● **Task statement**
Could you copy every entry exactly, with nothing changed?

[Stored data entries]
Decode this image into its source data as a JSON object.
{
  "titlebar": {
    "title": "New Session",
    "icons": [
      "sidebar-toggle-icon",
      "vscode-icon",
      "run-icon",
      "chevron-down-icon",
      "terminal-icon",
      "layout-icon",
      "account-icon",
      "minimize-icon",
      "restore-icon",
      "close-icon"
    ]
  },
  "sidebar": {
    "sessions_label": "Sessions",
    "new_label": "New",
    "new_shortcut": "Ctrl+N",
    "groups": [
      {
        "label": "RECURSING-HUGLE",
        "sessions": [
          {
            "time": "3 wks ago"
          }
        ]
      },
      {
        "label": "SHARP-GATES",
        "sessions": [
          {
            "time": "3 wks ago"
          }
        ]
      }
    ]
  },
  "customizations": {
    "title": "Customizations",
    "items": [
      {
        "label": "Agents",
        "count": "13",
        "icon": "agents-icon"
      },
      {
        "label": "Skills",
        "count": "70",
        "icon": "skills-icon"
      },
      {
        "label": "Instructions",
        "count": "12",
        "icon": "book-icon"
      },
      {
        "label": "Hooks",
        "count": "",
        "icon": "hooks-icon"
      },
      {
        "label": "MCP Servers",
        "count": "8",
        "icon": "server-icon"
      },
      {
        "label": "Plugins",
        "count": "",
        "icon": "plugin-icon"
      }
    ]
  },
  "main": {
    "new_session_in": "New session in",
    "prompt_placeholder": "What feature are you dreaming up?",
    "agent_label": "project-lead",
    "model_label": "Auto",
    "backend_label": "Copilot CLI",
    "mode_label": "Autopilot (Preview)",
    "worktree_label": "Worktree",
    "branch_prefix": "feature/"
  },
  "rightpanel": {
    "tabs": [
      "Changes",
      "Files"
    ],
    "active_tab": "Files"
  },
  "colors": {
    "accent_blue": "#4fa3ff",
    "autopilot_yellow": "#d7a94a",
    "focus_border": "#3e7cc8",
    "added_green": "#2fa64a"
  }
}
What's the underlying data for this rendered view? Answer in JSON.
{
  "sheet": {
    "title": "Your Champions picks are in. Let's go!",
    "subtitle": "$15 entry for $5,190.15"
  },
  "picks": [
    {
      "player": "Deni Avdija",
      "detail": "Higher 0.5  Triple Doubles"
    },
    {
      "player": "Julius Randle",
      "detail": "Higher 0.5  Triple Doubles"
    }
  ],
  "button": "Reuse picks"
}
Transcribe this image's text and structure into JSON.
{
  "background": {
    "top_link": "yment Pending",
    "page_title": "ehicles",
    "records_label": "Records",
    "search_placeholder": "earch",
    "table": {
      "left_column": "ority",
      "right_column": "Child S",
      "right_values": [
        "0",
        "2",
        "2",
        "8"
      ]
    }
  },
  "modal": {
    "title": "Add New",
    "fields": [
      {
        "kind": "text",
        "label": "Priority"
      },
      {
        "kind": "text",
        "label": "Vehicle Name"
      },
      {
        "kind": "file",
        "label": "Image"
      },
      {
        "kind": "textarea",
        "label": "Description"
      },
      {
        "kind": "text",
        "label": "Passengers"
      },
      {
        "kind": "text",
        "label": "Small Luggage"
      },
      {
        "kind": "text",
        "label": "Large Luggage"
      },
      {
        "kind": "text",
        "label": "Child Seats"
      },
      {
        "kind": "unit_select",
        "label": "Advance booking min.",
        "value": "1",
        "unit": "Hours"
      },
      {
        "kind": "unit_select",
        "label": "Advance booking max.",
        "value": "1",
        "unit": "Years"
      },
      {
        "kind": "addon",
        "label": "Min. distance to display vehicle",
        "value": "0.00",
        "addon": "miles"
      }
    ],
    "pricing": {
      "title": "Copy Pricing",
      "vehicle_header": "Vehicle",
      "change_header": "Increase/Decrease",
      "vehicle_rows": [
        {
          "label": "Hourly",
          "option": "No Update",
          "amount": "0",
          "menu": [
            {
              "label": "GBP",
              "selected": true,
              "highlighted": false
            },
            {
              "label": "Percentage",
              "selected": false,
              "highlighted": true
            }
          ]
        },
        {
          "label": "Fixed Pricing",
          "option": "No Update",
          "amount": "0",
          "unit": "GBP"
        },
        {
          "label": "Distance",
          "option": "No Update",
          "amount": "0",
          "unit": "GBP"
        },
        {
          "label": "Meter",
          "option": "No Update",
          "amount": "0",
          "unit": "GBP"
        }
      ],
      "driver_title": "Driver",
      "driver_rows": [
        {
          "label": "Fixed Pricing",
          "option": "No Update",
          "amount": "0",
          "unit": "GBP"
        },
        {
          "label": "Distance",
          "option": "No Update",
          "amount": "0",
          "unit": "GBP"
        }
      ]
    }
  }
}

● **Response**
Decode this image into its source data as a JSON object.
{
  "titlebar": {
    "title": "New Session",
    "icons": [
      "sidebar-toggle-icon",
      "vscode-icon",
      "run-icon",
      "chevron-down-icon",
      "terminal-icon",
      "layout-icon",
      "account-icon",
      "minimize-icon",
      "restore-icon",
      "close-icon"
    ]
  },
  "sidebar": {
    "sessions_label": "Sessions",
    "new_label": "New",
    "new_shortcut": "Ctrl+N",
    "groups": [
      {
        "label": "RECURSING-HUGLE",
        "sessions": [
          {
            "time": "3 wks ago"
          }
        ]
      },
      {
        "label": "SHARP-GATES",
        "sessions": [
          {
            "time": "3 wks ago"
          }
        ]
      }
    ]
  },
  "customizations": {
    "title": "Customizations",
    "items": [
      {
        "label": "Agents",
        "count": "13",
        "icon": "agents-icon"
      },
      {
        "label": "Skills",
        "count": "70",
        "icon": "skills-icon"
      },
      {
        "label": "Instructions",
        "count": "12",
        "icon": "book-icon"
      },
      {
        "label": "Hooks",
        "count": "",
        "icon": "hooks-icon"
      },
      {
        "label": "MCP Servers",
        "count": "8",
        "icon": "server-icon"
      },
      {
        "label": "Plugins",
        "count": "",
        "icon": "plugin-icon"
      }
    ]
  },
  "main": {
    "new_session_in": "New session in",
    "prompt_placeholder": "What feature are you dreaming up?",
    "agent_label": "project-lead",
    "model_label": "Auto",
    "backend_label": "Copilot CLI",
    "mode_label": "Autopilot (Preview)",
    "worktree_label": "Worktree",
    "branch_prefix": "feature/"
  },
  "rightpanel": {
    "tabs": [
      "Changes",
      "Files"
    ],
    "active_tab": "Files"
  },
  "colors": {
    "accent_blue": "#4fa3ff",
    "autopilot_yellow": "#d7a94a",
    "focus_border": "#3e7cc8",
    "added_green": "#2fa64a"
  }
}
What's the underlying data for this rendered view? Answer in JSON.
{
  "sheet": {
    "title": "Your Champions picks are in. Let's go!",
    "subtitle": "$15 entry for $5,190.15"
  },
  "picks": [
    {
      "player": "Deni Avdija",
      "detail": "Higher 0.5  Triple Doubles"
    },
    {
      "player": "Julius Randle",
      "detail": "Higher 0.5  Triple Doubles"
    }
  ],
  "button": "Reuse picks"
}
Transcribe this image's text and structure into JSON.
{
  "background": {
    "top_link": "yment Pending",
    "page_title": "ehicles",
    "records_label": "Records",
    "search_placeholder": "earch",
    "table": {
      "left_column": "ority",
      "right_column": "Child S",
      "right_values": [
        "0",
        "2",
        "2",
        "8"
      ]
    }
  },
  "modal": {
    "title": "Add New",
    "fields": [
      {
        "kind": "text",
        "label": "Priority"
      },
      {
        "kind": "text",
        "label": "Vehicle Name"
      },
      {
        "kind": "file",
        "label": "Image"
      },
      {
        "kind": "textarea",
        "label": "Description"
      },
      {
        "kind": "text",
        "label": "Passengers"
      },
      {
        "kind": "text",
        "label": "Small Luggage"
      },
      {
        "kind": "text",
        "label": "Large Luggage"
      },
      {
        "kind": "text",
        "label": "Child Seats"
      },
      {
        "kind": "unit_select",
        "label": "Advance booking min.",
        "value": "1",
        "unit": "Hours"
      },
      {
        "kind": "unit_select",
        "label": "Advance booking max.",
        "value": "1",
        "unit": "Years"
      },
      {
        "kind": "addon",
        "label": "Min. distance to display vehicle",
        "value": "0.00",
        "addon": "miles"
      }
    ],
    "pricing": {
      "title": "Copy Pricing",
      "vehicle_header": "Vehicle",
      "change_header": "Increase/Decrease",
      "vehicle_rows": [
        {
          "label": "Hourly",
          "option": "No Update",
          "amount": "0",
          "menu": [
            {
              "label": "GBP",
              "selected": true,
              "highlighted": false
            },
            {
              "label": "Percentage",
              "selected": false,
              "highlighted": true
            }
          ]
        },
        {
          "label": "Fixed Pricing",
          "option": "No Update",
          "amount": "0",
          "unit": "GBP"
        },
        {
          "label": "Distance",
          "option": "No Update",
          "amount": "0",
          "unit": "GBP"
        },
        {
          "label": "Meter",
          "option": "No Update",
          "amount": "0",
          "unit": "GBP"
        }
      ],
      "driver_title": "Driver",
      "driver_rows": [
        {
          "label": "Fixed Pricing",
          "option": "No Update",
          "amount": "0",
          "unit": "GBP"
        },
        {
          "label": "Distance",
          "option": "No Update",
          "amount": "0",
          "unit": "GBP"
        }
      ]
    }
  }
}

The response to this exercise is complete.